# Action item
Give back every entry precisely as written, without any of the images.

# Input data
>>>

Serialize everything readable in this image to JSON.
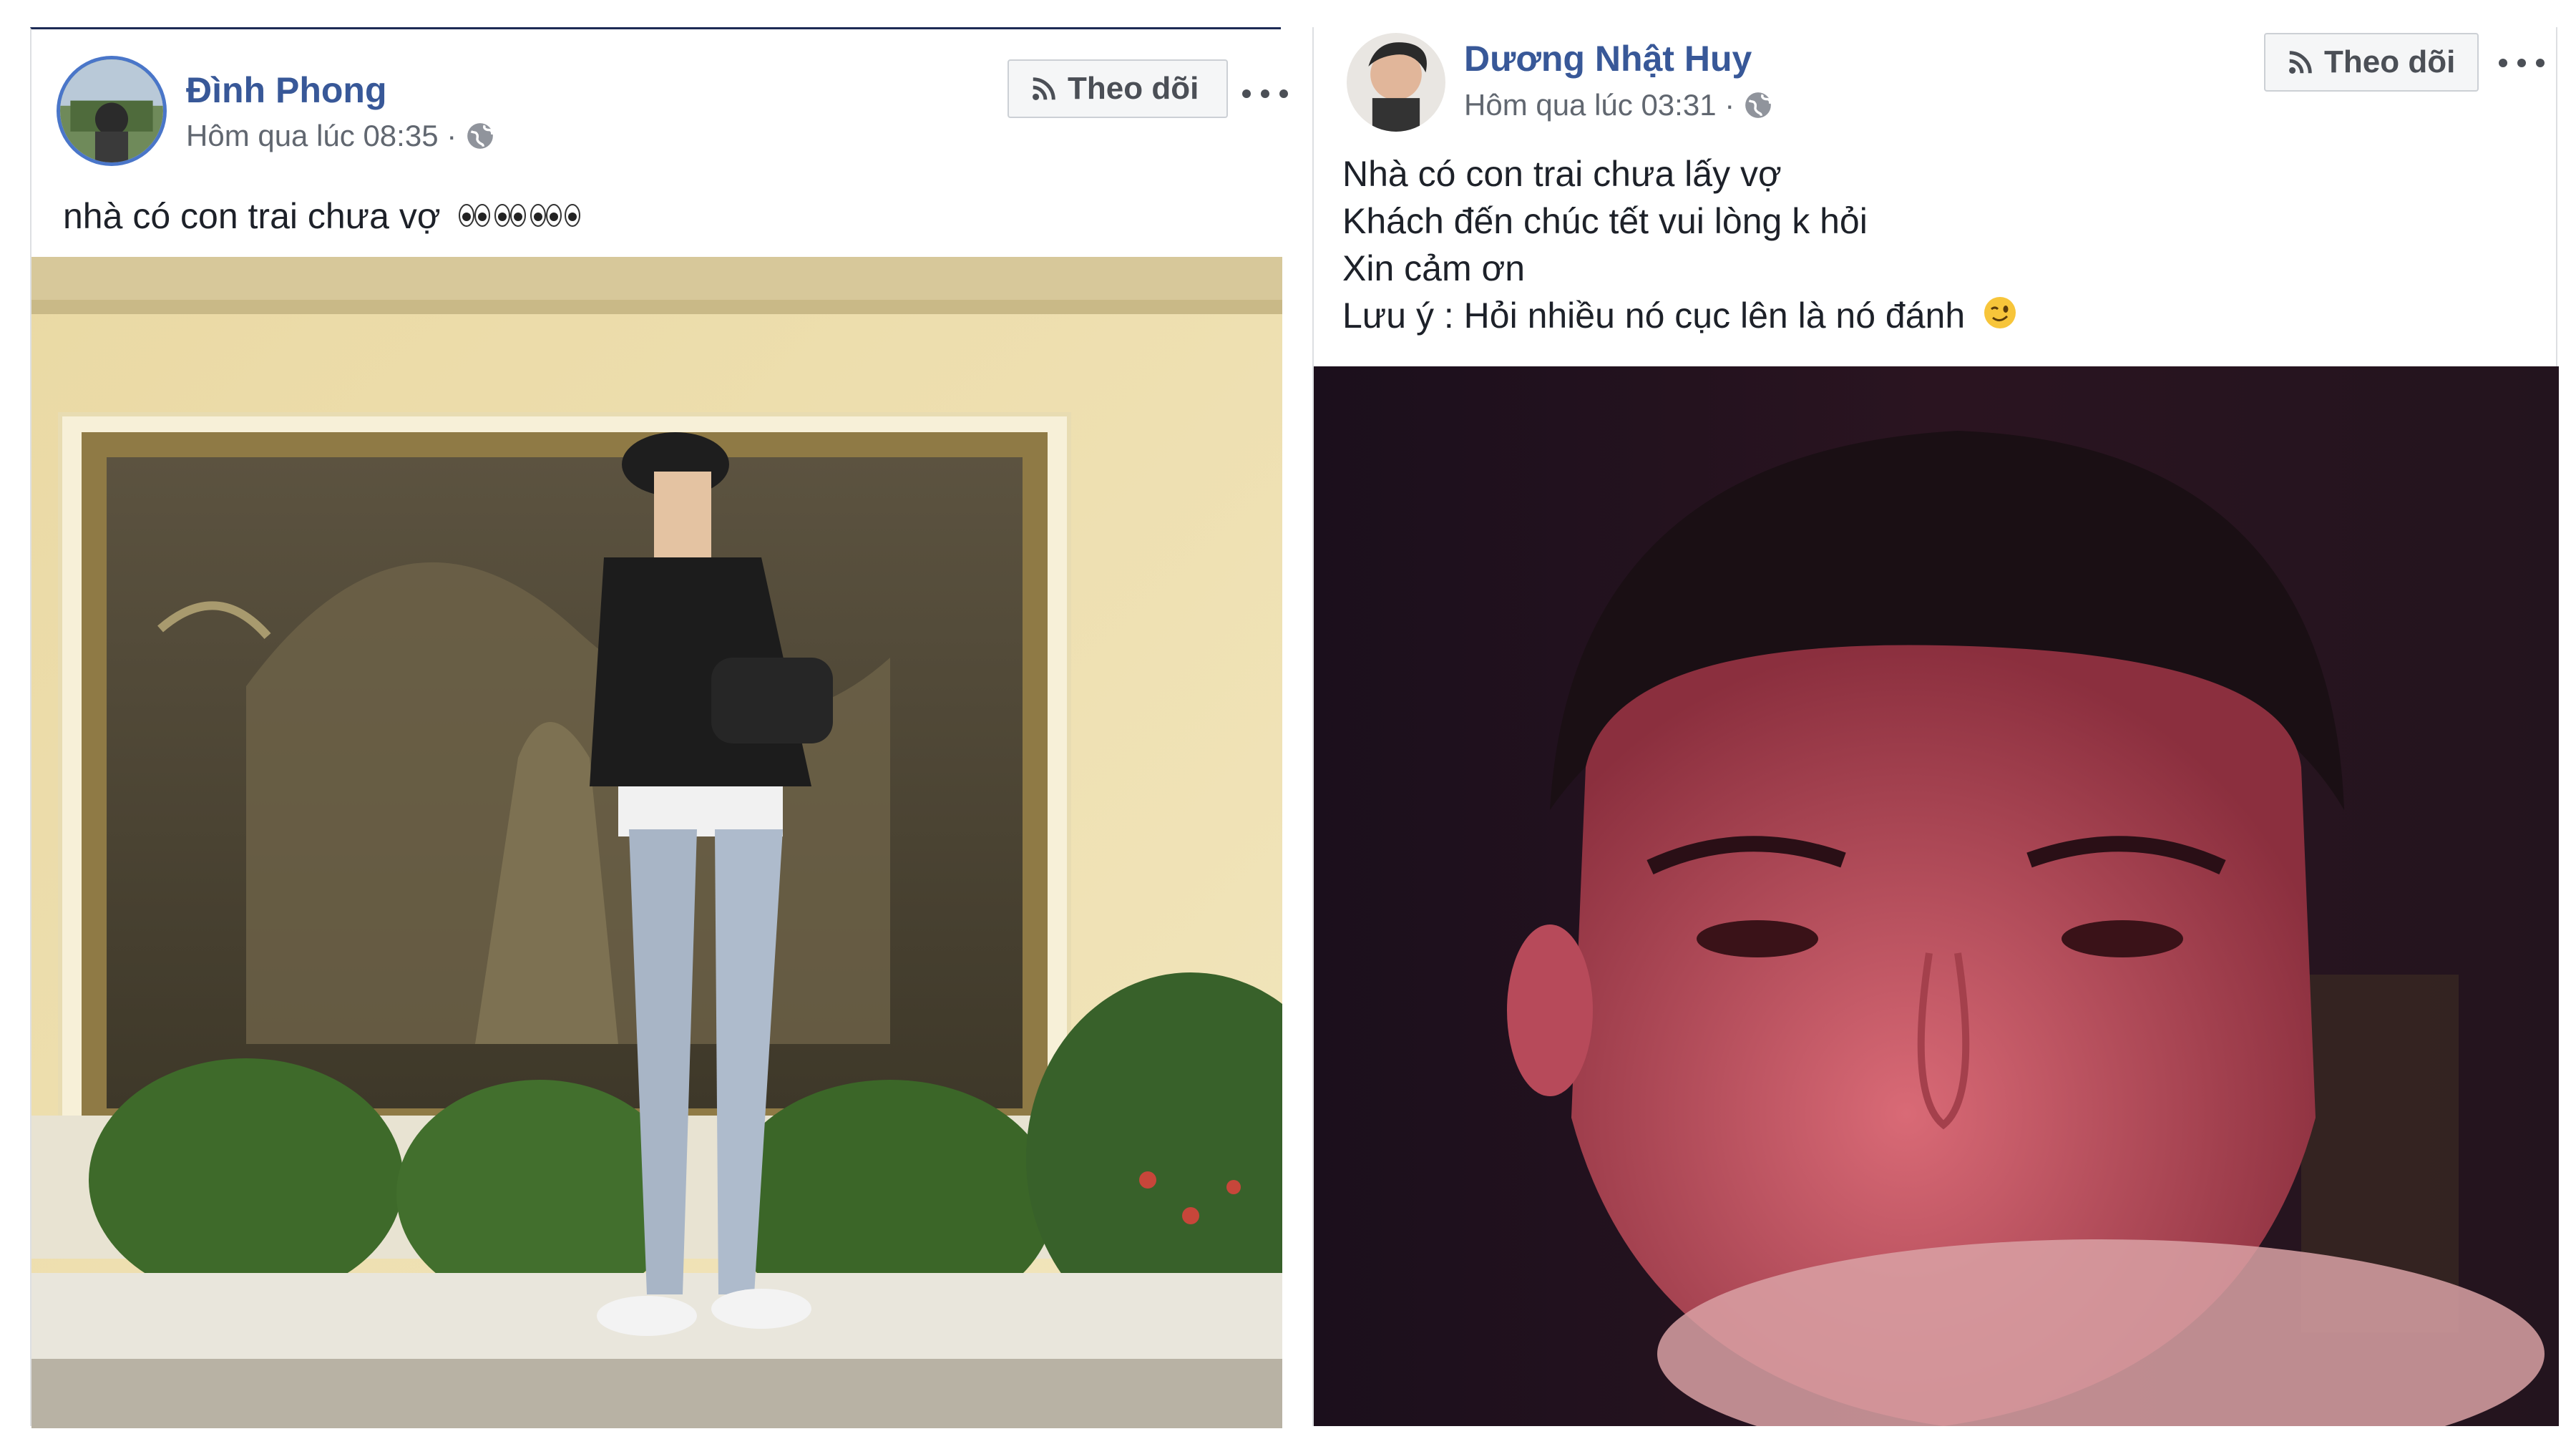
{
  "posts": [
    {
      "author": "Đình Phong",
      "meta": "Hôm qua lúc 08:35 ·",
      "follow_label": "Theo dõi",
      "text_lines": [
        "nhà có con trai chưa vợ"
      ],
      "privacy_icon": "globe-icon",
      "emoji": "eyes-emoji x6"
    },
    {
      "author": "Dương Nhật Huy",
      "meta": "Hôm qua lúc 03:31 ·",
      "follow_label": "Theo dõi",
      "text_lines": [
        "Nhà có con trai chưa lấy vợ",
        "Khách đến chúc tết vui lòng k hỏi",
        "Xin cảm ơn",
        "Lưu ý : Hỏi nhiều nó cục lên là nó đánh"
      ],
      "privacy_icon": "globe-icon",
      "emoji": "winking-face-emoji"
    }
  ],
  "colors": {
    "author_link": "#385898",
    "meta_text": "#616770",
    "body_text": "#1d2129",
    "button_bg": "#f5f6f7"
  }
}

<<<

# Answer to the problem
Serialize everything readable in this image to JSON.
{
  "posts": [
    {
      "author": "Đình Phong",
      "meta": "Hôm qua lúc 08:35 ·",
      "follow_label": "Theo dõi",
      "text_lines": [
        "nhà có con trai chưa vợ"
      ],
      "privacy_icon": "globe-icon",
      "emoji": "eyes-emoji x6"
    },
    {
      "author": "Dương Nhật Huy",
      "meta": "Hôm qua lúc 03:31 ·",
      "follow_label": "Theo dõi",
      "text_lines": [
        "Nhà có con trai chưa lấy vợ",
        "Khách đến chúc tết vui lòng k hỏi",
        "Xin cảm ơn",
        "Lưu ý : Hỏi nhiều nó cục lên là nó đánh"
      ],
      "privacy_icon": "globe-icon",
      "emoji": "winking-face-emoji"
    }
  ],
  "colors": {
    "author_link": "#385898",
    "meta_text": "#616770",
    "body_text": "#1d2129",
    "button_bg": "#f5f6f7"
  }
}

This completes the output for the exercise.